1200s or earlier
Silk, gold thread; tapestry weave
Overall: 63.5 x 34.7 cm (25 x 13 11/16 in.); Mounted: 73.7 x 45.7 cm (29 x 18 in.)
Purchase from the J. H. Wade Fund 1991.3
This colorful, robust pattern features spirited Iranian golden lions, traditional symbols of royalty, amid large palmette leaves on vines that repeat, facing alternate directions in an asymmetrical Chinese-inspired layout. The regular repetition of the design indicates that it was influenced by silk patterns that were preset on large drawlooms, whereas variations in the motifs and colors confirm it was woven by hand in the tapestry technique. The pattern was created with silk thread in 13 rich colors and gold thread on parchment strips wrapped around a yellow core for increased visibility. This luxury fabric served as a container, most likely for imperial correspondence, a forerunner of paper envelopes today.
The information about this object, including provenance, may not be currently accurate. If you notice a mistake or have additional information about this object, please email [email protected].
To request more information about this object, study images, or bibliography, contact the Ingalls Library Reference Desk.

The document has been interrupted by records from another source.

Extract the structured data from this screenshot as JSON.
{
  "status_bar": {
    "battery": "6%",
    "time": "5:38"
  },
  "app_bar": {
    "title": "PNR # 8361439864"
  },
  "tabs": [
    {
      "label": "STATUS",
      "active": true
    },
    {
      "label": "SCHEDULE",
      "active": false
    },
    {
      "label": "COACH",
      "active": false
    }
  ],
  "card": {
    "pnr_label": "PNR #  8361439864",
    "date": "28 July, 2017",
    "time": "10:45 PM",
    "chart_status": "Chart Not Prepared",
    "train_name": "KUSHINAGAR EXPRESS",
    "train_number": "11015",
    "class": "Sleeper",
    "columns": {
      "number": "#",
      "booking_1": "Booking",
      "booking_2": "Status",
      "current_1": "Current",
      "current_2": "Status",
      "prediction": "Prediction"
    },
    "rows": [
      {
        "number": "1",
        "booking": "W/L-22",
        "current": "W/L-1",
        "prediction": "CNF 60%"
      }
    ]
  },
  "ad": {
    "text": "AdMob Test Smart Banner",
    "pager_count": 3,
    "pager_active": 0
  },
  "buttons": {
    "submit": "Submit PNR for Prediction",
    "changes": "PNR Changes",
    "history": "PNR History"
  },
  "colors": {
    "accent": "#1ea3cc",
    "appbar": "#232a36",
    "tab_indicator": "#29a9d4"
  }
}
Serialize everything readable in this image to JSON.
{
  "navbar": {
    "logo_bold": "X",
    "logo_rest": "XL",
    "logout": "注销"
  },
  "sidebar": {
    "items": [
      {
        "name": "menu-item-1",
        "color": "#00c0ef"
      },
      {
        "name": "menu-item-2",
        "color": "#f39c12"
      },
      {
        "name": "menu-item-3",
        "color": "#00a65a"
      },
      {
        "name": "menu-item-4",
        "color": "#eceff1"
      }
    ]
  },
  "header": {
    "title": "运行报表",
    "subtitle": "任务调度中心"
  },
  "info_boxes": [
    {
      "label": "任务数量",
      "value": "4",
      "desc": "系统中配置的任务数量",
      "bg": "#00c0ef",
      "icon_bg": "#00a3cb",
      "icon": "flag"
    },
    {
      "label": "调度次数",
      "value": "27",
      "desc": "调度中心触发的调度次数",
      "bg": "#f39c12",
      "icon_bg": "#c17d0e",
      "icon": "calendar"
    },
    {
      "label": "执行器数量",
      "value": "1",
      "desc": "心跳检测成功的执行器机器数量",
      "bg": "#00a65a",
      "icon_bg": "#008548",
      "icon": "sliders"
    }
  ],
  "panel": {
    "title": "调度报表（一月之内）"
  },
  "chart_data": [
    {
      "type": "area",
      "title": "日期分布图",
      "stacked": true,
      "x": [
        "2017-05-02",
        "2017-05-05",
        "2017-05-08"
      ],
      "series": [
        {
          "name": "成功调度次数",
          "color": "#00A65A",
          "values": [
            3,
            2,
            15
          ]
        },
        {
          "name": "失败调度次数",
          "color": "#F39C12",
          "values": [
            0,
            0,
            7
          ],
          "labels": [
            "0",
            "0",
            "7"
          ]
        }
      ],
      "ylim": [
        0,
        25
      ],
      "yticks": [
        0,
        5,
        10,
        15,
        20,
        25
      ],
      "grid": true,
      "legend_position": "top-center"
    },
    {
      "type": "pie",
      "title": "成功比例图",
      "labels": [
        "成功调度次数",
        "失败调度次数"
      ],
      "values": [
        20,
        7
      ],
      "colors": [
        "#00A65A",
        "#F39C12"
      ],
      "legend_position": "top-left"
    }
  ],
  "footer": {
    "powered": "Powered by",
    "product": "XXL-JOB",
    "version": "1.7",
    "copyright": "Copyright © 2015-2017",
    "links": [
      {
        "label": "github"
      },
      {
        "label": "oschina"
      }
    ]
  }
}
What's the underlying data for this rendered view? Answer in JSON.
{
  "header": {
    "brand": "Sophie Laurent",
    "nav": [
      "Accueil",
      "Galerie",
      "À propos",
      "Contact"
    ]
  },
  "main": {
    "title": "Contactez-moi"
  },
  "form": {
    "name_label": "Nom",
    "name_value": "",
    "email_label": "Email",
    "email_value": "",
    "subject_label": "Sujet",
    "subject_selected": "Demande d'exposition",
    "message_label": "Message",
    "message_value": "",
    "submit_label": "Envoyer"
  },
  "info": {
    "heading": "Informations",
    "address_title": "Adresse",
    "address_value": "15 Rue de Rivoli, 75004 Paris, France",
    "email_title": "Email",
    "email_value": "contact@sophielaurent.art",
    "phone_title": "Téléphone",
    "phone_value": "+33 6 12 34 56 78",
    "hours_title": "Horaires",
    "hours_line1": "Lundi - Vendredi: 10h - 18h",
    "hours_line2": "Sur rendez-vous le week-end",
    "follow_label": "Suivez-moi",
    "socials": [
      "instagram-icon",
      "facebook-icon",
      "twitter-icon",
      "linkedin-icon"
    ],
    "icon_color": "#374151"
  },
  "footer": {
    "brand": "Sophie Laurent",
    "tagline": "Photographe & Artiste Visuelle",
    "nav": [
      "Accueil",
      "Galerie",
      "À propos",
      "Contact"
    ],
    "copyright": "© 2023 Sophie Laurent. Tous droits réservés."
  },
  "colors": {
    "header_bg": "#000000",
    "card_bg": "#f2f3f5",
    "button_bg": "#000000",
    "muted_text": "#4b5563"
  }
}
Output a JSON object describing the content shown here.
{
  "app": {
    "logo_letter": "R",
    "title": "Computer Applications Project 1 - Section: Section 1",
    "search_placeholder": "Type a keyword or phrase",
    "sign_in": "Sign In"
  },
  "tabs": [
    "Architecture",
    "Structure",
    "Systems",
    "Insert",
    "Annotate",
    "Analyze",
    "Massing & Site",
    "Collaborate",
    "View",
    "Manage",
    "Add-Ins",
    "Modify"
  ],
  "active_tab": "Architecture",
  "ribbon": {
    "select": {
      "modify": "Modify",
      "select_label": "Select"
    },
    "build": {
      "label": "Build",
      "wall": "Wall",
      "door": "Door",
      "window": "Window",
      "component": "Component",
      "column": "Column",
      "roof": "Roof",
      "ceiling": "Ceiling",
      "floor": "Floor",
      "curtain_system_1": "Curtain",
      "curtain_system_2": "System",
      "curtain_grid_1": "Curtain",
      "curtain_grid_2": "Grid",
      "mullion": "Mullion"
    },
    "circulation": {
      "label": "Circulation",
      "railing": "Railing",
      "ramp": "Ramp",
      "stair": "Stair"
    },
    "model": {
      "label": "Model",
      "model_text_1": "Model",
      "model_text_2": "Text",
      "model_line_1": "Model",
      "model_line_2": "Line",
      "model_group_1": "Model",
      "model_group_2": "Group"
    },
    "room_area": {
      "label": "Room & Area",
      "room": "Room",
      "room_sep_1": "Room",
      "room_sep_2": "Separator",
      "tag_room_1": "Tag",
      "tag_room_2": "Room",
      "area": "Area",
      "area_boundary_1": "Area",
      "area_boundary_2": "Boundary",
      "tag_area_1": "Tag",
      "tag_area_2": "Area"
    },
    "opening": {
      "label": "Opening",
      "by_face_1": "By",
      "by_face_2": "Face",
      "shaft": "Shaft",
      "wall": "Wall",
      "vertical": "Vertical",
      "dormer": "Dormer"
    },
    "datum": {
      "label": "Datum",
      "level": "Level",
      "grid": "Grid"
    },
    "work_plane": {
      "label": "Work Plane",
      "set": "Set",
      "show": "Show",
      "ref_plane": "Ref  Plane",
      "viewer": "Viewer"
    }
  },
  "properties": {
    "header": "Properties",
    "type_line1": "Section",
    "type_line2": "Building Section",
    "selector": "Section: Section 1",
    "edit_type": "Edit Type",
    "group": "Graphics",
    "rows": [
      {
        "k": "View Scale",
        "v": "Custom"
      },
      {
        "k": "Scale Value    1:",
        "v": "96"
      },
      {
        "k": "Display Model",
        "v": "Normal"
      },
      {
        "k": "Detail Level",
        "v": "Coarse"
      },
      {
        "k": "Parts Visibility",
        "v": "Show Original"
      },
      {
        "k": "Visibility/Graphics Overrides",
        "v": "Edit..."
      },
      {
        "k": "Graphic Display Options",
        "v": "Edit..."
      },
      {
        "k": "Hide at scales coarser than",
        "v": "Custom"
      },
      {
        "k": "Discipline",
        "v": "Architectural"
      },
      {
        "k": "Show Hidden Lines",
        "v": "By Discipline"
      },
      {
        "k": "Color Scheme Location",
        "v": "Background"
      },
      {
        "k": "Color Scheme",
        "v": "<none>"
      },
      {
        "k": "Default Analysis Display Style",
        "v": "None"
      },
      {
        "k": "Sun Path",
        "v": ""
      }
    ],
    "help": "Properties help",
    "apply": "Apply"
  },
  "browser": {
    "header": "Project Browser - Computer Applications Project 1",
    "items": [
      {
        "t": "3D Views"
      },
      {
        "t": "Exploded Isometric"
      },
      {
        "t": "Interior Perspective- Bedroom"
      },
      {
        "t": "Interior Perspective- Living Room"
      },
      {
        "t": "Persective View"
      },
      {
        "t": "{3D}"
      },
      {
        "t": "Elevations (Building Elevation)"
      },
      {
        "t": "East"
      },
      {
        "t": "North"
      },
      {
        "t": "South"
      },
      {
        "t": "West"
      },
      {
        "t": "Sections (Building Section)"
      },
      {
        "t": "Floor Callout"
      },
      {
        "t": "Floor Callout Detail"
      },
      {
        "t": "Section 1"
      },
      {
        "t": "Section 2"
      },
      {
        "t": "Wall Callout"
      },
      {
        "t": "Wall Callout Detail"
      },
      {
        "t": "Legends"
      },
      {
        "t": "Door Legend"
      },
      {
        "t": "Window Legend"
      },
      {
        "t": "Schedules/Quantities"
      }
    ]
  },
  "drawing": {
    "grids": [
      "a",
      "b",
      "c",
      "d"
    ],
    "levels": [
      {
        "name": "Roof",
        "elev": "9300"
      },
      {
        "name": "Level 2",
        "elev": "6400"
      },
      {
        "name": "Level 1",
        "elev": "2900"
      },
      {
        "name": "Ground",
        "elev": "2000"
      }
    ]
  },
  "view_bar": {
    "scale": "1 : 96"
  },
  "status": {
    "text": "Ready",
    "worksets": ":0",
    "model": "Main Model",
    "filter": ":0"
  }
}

All images and data available through Open Access can be downloaded for free. For images not available through Open Access, a detail image, or any image with a color bar, request a digital file from Image Services.